Task item: Copy all the lines below without altering anything.
BEGIN
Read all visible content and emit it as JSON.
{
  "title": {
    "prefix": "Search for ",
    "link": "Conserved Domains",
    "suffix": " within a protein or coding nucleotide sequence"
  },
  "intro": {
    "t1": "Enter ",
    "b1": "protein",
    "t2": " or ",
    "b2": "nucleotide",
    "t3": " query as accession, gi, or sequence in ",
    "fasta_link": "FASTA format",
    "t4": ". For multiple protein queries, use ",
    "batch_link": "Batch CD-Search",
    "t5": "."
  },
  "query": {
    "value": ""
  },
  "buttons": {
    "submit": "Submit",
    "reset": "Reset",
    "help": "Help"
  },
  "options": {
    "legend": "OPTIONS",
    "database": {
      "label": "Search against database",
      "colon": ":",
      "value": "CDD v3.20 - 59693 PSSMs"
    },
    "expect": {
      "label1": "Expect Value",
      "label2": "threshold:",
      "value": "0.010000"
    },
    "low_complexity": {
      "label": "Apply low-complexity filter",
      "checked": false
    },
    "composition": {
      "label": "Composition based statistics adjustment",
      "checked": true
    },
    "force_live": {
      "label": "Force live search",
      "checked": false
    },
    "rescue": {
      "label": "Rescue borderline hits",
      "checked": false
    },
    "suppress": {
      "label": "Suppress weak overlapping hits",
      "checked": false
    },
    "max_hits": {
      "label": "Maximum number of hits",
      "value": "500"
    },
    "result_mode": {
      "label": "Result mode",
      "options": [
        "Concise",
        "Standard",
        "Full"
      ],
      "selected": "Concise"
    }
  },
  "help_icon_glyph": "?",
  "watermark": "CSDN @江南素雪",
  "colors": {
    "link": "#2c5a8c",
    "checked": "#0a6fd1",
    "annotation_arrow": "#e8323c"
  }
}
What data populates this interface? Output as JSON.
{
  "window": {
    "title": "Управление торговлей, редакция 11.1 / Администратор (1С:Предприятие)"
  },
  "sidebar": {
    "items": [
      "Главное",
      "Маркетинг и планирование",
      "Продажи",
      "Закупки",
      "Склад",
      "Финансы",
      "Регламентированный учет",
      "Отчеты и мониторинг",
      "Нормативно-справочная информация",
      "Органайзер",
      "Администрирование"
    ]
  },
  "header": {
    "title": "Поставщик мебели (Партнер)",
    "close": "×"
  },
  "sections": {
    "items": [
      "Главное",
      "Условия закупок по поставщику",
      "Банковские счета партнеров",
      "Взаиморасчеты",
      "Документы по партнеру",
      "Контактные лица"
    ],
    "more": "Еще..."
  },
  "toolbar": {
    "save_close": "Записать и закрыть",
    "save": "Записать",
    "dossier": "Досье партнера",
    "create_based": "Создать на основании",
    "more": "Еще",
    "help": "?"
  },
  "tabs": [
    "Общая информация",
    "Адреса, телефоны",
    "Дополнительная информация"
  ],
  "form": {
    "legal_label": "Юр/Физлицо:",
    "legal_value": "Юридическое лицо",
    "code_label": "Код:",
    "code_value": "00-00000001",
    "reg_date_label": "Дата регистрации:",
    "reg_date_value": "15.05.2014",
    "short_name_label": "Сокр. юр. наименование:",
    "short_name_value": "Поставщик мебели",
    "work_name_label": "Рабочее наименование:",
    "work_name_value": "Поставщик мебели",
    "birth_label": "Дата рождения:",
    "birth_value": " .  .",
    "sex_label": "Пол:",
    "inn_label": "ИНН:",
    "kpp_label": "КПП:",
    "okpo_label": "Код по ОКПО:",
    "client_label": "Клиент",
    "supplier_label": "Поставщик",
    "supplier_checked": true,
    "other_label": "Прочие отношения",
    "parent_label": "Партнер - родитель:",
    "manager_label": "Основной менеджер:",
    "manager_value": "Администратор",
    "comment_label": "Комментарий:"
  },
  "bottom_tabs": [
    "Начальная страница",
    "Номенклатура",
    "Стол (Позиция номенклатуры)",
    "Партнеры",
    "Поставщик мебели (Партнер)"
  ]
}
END
Solution:
Read all visible content and emit it as JSON.
{
  "title": {
    "prefix": "Search for ",
    "link": "Conserved Domains",
    "suffix": " within a protein or coding nucleotide sequence"
  },
  "intro": {
    "t1": "Enter ",
    "b1": "protein",
    "t2": " or ",
    "b2": "nucleotide",
    "t3": " query as accession, gi, or sequence in ",
    "fasta_link": "FASTA format",
    "t4": ". For multiple protein queries, use ",
    "batch_link": "Batch CD-Search",
    "t5": "."
  },
  "query": {
    "value": ""
  },
  "buttons": {
    "submit": "Submit",
    "reset": "Reset",
    "help": "Help"
  },
  "options": {
    "legend": "OPTIONS",
    "database": {
      "label": "Search against database",
      "colon": ":",
      "value": "CDD v3.20 - 59693 PSSMs"
    },
    "expect": {
      "label1": "Expect Value",
      "label2": "threshold:",
      "value": "0.010000"
    },
    "low_complexity": {
      "label": "Apply low-complexity filter",
      "checked": false
    },
    "composition": {
      "label": "Composition based statistics adjustment",
      "checked": true
    },
    "force_live": {
      "label": "Force live search",
      "checked": false
    },
    "rescue": {
      "label": "Rescue borderline hits",
      "checked": false
    },
    "suppress": {
      "label": "Suppress weak overlapping hits",
      "checked": false
    },
    "max_hits": {
      "label": "Maximum number of hits",
      "value": "500"
    },
    "result_mode": {
      "label": "Result mode",
      "options": [
        "Concise",
        "Standard",
        "Full"
      ],
      "selected": "Concise"
    }
  },
  "help_icon_glyph": "?",
  "watermark": "CSDN @江南素雪",
  "colors": {
    "link": "#2c5a8c",
    "checked": "#0a6fd1",
    "annotation_arrow": "#e8323c"
  }
}
What data populates this interface? Output as JSON.
{
  "window": {
    "title": "Управление торговлей, редакция 11.1 / Администратор (1С:Предприятие)"
  },
  "sidebar": {
    "items": [
      "Главное",
      "Маркетинг и планирование",
      "Продажи",
      "Закупки",
      "Склад",
      "Финансы",
      "Регламентированный учет",
      "Отчеты и мониторинг",
      "Нормативно-справочная информация",
      "Органайзер",
      "Администрирование"
    ]
  },
  "header": {
    "title": "Поставщик мебели (Партнер)",
    "close": "×"
  },
  "sections": {
    "items": [
      "Главное",
      "Условия закупок по поставщику",
      "Банковские счета партнеров",
      "Взаиморасчеты",
      "Документы по партнеру",
      "Контактные лица"
    ],
    "more": "Еще..."
  },
  "toolbar": {
    "save_close": "Записать и закрыть",
    "save": "Записать",
    "dossier": "Досье партнера",
    "create_based": "Создать на основании",
    "more": "Еще",
    "help": "?"
  },
  "tabs": [
    "Общая информация",
    "Адреса, телефоны",
    "Дополнительная информация"
  ],
  "form": {
    "legal_label": "Юр/Физлицо:",
    "legal_value": "Юридическое лицо",
    "code_label": "Код:",
    "code_value": "00-00000001",
    "reg_date_label": "Дата регистрации:",
    "reg_date_value": "15.05.2014",
    "short_name_label": "Сокр. юр. наименование:",
    "short_name_value": "Поставщик мебели",
    "work_name_label": "Рабочее наименование:",
    "work_name_value": "Поставщик мебели",
    "birth_label": "Дата рождения:",
    "birth_value": " .  .",
    "sex_label": "Пол:",
    "inn_label": "ИНН:",
    "kpp_label": "КПП:",
    "okpo_label": "Код по ОКПО:",
    "client_label": "Клиент",
    "supplier_label": "Поставщик",
    "supplier_checked": true,
    "other_label": "Прочие отношения",
    "parent_label": "Партнер - родитель:",
    "manager_label": "Основной менеджер:",
    "manager_value": "Администратор",
    "comment_label": "Комментарий:"
  },
  "bottom_tabs": [
    "Начальная страница",
    "Номенклатура",
    "Стол (Позиция номенклатуры)",
    "Партнеры",
    "Поставщик мебели (Партнер)"
  ]
}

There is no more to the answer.